=== Section Start ===
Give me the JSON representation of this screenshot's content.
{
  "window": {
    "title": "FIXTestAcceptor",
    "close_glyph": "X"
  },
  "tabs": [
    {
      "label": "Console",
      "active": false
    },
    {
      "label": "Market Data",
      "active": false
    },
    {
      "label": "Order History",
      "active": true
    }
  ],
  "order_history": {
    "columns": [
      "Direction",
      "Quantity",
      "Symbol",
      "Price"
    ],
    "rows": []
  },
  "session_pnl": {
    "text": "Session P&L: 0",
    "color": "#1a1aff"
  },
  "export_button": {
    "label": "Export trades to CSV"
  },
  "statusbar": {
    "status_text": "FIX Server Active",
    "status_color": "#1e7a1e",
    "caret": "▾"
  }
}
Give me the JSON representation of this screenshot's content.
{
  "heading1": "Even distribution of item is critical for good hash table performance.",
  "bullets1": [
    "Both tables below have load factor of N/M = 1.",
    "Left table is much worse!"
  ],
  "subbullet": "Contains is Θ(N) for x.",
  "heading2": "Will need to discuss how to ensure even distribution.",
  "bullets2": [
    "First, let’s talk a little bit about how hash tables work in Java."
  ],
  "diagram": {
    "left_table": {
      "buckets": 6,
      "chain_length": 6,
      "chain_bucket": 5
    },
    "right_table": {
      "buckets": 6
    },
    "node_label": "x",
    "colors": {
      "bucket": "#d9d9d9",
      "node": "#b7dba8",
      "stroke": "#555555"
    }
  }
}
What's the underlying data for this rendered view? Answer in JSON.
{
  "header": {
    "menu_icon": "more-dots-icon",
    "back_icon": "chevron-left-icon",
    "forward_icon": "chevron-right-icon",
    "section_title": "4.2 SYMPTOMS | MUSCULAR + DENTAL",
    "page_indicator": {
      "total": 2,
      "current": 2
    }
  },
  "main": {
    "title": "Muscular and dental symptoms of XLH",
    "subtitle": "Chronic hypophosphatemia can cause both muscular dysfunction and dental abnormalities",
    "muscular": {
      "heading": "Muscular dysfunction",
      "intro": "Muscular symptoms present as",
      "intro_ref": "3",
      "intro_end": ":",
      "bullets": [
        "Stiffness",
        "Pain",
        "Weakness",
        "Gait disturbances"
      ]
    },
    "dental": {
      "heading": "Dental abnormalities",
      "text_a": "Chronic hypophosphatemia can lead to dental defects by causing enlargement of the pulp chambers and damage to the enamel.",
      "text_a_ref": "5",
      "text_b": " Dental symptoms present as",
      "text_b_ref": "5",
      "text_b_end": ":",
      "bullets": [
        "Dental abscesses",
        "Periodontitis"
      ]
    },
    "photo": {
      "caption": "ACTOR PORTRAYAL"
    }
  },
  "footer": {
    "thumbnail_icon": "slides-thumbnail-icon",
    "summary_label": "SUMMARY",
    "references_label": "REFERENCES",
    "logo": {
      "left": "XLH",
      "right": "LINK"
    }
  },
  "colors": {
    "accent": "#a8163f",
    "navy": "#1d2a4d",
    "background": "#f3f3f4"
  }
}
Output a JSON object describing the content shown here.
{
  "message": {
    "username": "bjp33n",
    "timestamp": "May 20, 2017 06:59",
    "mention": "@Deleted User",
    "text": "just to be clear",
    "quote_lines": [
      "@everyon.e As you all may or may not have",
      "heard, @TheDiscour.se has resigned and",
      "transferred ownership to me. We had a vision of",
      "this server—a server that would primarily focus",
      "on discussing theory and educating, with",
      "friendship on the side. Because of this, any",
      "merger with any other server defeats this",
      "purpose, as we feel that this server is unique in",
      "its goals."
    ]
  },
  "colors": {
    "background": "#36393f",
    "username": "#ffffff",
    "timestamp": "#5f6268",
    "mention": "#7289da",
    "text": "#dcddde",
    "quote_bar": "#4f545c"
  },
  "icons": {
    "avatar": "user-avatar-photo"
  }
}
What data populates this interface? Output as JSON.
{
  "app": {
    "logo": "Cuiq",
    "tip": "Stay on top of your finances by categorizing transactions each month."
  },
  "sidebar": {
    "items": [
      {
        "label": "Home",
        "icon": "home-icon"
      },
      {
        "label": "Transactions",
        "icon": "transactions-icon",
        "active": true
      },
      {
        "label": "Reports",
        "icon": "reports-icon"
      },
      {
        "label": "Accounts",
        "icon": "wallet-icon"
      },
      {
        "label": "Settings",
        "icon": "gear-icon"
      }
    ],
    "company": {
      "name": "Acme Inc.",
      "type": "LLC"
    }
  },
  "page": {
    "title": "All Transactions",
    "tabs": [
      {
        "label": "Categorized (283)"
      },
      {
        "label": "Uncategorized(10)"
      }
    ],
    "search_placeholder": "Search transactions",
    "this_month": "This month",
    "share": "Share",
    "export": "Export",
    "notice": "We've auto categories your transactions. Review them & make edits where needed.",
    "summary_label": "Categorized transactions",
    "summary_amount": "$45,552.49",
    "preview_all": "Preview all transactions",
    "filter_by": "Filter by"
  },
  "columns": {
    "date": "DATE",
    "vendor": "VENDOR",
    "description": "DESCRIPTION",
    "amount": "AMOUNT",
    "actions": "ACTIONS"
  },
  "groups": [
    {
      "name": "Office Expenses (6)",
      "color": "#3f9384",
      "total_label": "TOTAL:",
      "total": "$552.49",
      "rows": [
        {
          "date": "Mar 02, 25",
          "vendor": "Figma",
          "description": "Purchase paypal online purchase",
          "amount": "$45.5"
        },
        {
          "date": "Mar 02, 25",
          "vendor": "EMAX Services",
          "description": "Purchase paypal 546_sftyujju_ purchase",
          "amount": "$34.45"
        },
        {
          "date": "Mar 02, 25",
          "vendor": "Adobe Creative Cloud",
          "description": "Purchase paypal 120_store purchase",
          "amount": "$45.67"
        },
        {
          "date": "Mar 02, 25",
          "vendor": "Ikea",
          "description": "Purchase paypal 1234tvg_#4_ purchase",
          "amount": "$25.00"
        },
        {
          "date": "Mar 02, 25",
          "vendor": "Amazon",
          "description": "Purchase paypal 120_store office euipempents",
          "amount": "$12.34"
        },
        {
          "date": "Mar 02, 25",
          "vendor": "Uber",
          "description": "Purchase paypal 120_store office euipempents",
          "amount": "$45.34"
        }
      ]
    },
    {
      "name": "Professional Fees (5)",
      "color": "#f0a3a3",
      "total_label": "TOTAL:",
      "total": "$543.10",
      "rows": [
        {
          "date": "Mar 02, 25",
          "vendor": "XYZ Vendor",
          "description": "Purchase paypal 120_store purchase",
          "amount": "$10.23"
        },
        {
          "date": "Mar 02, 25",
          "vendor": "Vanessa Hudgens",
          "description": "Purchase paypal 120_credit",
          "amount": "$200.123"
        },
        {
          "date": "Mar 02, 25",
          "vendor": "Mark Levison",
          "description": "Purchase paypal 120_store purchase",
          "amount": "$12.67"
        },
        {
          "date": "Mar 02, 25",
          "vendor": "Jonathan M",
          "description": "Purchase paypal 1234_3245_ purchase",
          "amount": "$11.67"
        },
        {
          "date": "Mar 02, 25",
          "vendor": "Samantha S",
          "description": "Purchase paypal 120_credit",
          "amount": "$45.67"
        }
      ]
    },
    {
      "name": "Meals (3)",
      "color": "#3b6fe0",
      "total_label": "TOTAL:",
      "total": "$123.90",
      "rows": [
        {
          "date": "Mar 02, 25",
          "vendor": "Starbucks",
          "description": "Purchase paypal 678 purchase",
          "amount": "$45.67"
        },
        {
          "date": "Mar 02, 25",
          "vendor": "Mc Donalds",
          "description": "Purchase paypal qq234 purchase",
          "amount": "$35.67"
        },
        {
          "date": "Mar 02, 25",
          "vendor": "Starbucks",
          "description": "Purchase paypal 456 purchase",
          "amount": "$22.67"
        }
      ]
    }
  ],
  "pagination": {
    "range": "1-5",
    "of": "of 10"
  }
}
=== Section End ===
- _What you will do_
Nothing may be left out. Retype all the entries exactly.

- _Exercise answer_
Give me the JSON representation of this screenshot's content.
{
  "window": {
    "title": "FIXTestAcceptor",
    "close_glyph": "X"
  },
  "tabs": [
    {
      "label": "Console",
      "active": false
    },
    {
      "label": "Market Data",
      "active": false
    },
    {
      "label": "Order History",
      "active": true
    }
  ],
  "order_history": {
    "columns": [
      "Direction",
      "Quantity",
      "Symbol",
      "Price"
    ],
    "rows": []
  },
  "session_pnl": {
    "text": "Session P&L: 0",
    "color": "#1a1aff"
  },
  "export_button": {
    "label": "Export trades to CSV"
  },
  "statusbar": {
    "status_text": "FIX Server Active",
    "status_color": "#1e7a1e",
    "caret": "▾"
  }
}
Give me the JSON representation of this screenshot's content.
{
  "heading1": "Even distribution of item is critical for good hash table performance.",
  "bullets1": [
    "Both tables below have load factor of N/M = 1.",
    "Left table is much worse!"
  ],
  "subbullet": "Contains is Θ(N) for x.",
  "heading2": "Will need to discuss how to ensure even distribution.",
  "bullets2": [
    "First, let’s talk a little bit about how hash tables work in Java."
  ],
  "diagram": {
    "left_table": {
      "buckets": 6,
      "chain_length": 6,
      "chain_bucket": 5
    },
    "right_table": {
      "buckets": 6
    },
    "node_label": "x",
    "colors": {
      "bucket": "#d9d9d9",
      "node": "#b7dba8",
      "stroke": "#555555"
    }
  }
}
What's the underlying data for this rendered view? Answer in JSON.
{
  "header": {
    "menu_icon": "more-dots-icon",
    "back_icon": "chevron-left-icon",
    "forward_icon": "chevron-right-icon",
    "section_title": "4.2 SYMPTOMS | MUSCULAR + DENTAL",
    "page_indicator": {
      "total": 2,
      "current": 2
    }
  },
  "main": {
    "title": "Muscular and dental symptoms of XLH",
    "subtitle": "Chronic hypophosphatemia can cause both muscular dysfunction and dental abnormalities",
    "muscular": {
      "heading": "Muscular dysfunction",
      "intro": "Muscular symptoms present as",
      "intro_ref": "3",
      "intro_end": ":",
      "bullets": [
        "Stiffness",
        "Pain",
        "Weakness",
        "Gait disturbances"
      ]
    },
    "dental": {
      "heading": "Dental abnormalities",
      "text_a": "Chronic hypophosphatemia can lead to dental defects by causing enlargement of the pulp chambers and damage to the enamel.",
      "text_a_ref": "5",
      "text_b": " Dental symptoms present as",
      "text_b_ref": "5",
      "text_b_end": ":",
      "bullets": [
        "Dental abscesses",
        "Periodontitis"
      ]
    },
    "photo": {
      "caption": "ACTOR PORTRAYAL"
    }
  },
  "footer": {
    "thumbnail_icon": "slides-thumbnail-icon",
    "summary_label": "SUMMARY",
    "references_label": "REFERENCES",
    "logo": {
      "left": "XLH",
      "right": "LINK"
    }
  },
  "colors": {
    "accent": "#a8163f",
    "navy": "#1d2a4d",
    "background": "#f3f3f4"
  }
}
Output a JSON object describing the content shown here.
{
  "message": {
    "username": "bjp33n",
    "timestamp": "May 20, 2017 06:59",
    "mention": "@Deleted User",
    "text": "just to be clear",
    "quote_lines": [
      "@everyon.e As you all may or may not have",
      "heard, @TheDiscour.se has resigned and",
      "transferred ownership to me. We had a vision of",
      "this server—a server that would primarily focus",
      "on discussing theory and educating, with",
      "friendship on the side. Because of this, any",
      "merger with any other server defeats this",
      "purpose, as we feel that this server is unique in",
      "its goals."
    ]
  },
  "colors": {
    "background": "#36393f",
    "username": "#ffffff",
    "timestamp": "#5f6268",
    "mention": "#7289da",
    "text": "#dcddde",
    "quote_bar": "#4f545c"
  },
  "icons": {
    "avatar": "user-avatar-photo"
  }
}
What data populates this interface? Output as JSON.
{
  "app": {
    "logo": "Cuiq",
    "tip": "Stay on top of your finances by categorizing transactions each month."
  },
  "sidebar": {
    "items": [
      {
        "label": "Home",
        "icon": "home-icon"
      },
      {
        "label": "Transactions",
        "icon": "transactions-icon",
        "active": true
      },
      {
        "label": "Reports",
        "icon": "reports-icon"
      },
      {
        "label": "Accounts",
        "icon": "wallet-icon"
      },
      {
        "label": "Settings",
        "icon": "gear-icon"
      }
    ],
    "company": {
      "name": "Acme Inc.",
      "type": "LLC"
    }
  },
  "page": {
    "title": "All Transactions",
    "tabs": [
      {
        "label": "Categorized (283)"
      },
      {
        "label": "Uncategorized(10)"
      }
    ],
    "search_placeholder": "Search transactions",
    "this_month": "This month",
    "share": "Share",
    "export": "Export",
    "notice": "We've auto categories your transactions. Review them & make edits where needed.",
    "summary_label": "Categorized transactions",
    "summary_amount": "$45,552.49",
    "preview_all": "Preview all transactions",
    "filter_by": "Filter by"
  },
  "columns": {
    "date": "DATE",
    "vendor": "VENDOR",
    "description": "DESCRIPTION",
    "amount": "AMOUNT",
    "actions": "ACTIONS"
  },
  "groups": [
    {
      "name": "Office Expenses (6)",
      "color": "#3f9384",
      "total_label": "TOTAL:",
      "total": "$552.49",
      "rows": [
        {
          "date": "Mar 02, 25",
          "vendor": "Figma",
          "description": "Purchase paypal online purchase",
          "amount": "$45.5"
        },
        {
          "date": "Mar 02, 25",
          "vendor": "EMAX Services",
          "description": "Purchase paypal 546_sftyujju_ purchase",
          "amount": "$34.45"
        },
        {
          "date": "Mar 02, 25",
          "vendor": "Adobe Creative Cloud",
          "description": "Purchase paypal 120_store purchase",
          "amount": "$45.67"
        },
        {
          "date": "Mar 02, 25",
          "vendor": "Ikea",
          "description": "Purchase paypal 1234tvg_#4_ purchase",
          "amount": "$25.00"
        },
        {
          "date": "Mar 02, 25",
          "vendor": "Amazon",
          "description": "Purchase paypal 120_store office euipempents",
          "amount": "$12.34"
        },
        {
          "date": "Mar 02, 25",
          "vendor": "Uber",
          "description": "Purchase paypal 120_store office euipempents",
          "amount": "$45.34"
        }
      ]
    },
    {
      "name": "Professional Fees (5)",
      "color": "#f0a3a3",
      "total_label": "TOTAL:",
      "total": "$543.10",
      "rows": [
        {
          "date": "Mar 02, 25",
          "vendor": "XYZ Vendor",
          "description": "Purchase paypal 120_store purchase",
          "amount": "$10.23"
        },
        {
          "date": "Mar 02, 25",
          "vendor": "Vanessa Hudgens",
          "description": "Purchase paypal 120_credit",
          "amount": "$200.123"
        },
        {
          "date": "Mar 02, 25",
          "vendor": "Mark Levison",
          "description": "Purchase paypal 120_store purchase",
          "amount": "$12.67"
        },
        {
          "date": "Mar 02, 25",
          "vendor": "Jonathan M",
          "description": "Purchase paypal 1234_3245_ purchase",
          "amount": "$11.67"
        },
        {
          "date": "Mar 02, 25",
          "vendor": "Samantha S",
          "description": "Purchase paypal 120_credit",
          "amount": "$45.67"
        }
      ]
    },
    {
      "name": "Meals (3)",
      "color": "#3b6fe0",
      "total_label": "TOTAL:",
      "total": "$123.90",
      "rows": [
        {
          "date": "Mar 02, 25",
          "vendor": "Starbucks",
          "description": "Purchase paypal 678 purchase",
          "amount": "$45.67"
        },
        {
          "date": "Mar 02, 25",
          "vendor": "Mc Donalds",
          "description": "Purchase paypal qq234 purchase",
          "amount": "$35.67"
        },
        {
          "date": "Mar 02, 25",
          "vendor": "Starbucks",
          "description": "Purchase paypal 456 purchase",
          "amount": "$22.67"
        }
      ]
    }
  ],
  "pagination": {
    "range": "1-5",
    "of": "of 10"
  }
}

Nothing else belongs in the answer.